◆ **Dataset rows for apps and sites**
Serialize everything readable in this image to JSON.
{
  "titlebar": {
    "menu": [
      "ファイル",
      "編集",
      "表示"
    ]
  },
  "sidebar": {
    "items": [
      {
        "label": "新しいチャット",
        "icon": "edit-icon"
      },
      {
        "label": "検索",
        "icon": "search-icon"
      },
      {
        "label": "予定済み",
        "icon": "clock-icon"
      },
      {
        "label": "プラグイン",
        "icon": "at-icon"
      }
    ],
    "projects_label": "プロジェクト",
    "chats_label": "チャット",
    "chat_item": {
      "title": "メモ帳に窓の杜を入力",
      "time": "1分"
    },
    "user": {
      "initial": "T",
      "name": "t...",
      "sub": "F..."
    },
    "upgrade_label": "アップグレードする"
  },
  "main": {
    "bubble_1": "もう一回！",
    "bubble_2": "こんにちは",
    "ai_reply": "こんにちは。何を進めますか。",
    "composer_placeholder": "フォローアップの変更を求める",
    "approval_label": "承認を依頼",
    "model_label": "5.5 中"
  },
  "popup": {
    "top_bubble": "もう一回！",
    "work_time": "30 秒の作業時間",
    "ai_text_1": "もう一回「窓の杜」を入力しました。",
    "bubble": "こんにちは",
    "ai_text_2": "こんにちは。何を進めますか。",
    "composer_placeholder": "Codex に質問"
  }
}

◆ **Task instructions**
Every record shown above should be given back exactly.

◆ **Solution for this exercise**
Serialize everything readable in this image to JSON.
{
  "titlebar": {
    "menu": [
      "ファイル",
      "編集",
      "表示"
    ]
  },
  "sidebar": {
    "items": [
      {
        "label": "新しいチャット",
        "icon": "edit-icon"
      },
      {
        "label": "検索",
        "icon": "search-icon"
      },
      {
        "label": "予定済み",
        "icon": "clock-icon"
      },
      {
        "label": "プラグイン",
        "icon": "at-icon"
      }
    ],
    "projects_label": "プロジェクト",
    "chats_label": "チャット",
    "chat_item": {
      "title": "メモ帳に窓の杜を入力",
      "time": "1分"
    },
    "user": {
      "initial": "T",
      "name": "t...",
      "sub": "F..."
    },
    "upgrade_label": "アップグレードする"
  },
  "main": {
    "bubble_1": "もう一回！",
    "bubble_2": "こんにちは",
    "ai_reply": "こんにちは。何を進めますか。",
    "composer_placeholder": "フォローアップの変更を求める",
    "approval_label": "承認を依頼",
    "model_label": "5.5 中"
  },
  "popup": {
    "top_bubble": "もう一回！",
    "work_time": "30 秒の作業時間",
    "ai_text_1": "もう一回「窓の杜」を入力しました。",
    "bubble": "こんにちは",
    "ai_text_2": "こんにちは。何を進めますか。",
    "composer_placeholder": "Codex に質問"
  }
}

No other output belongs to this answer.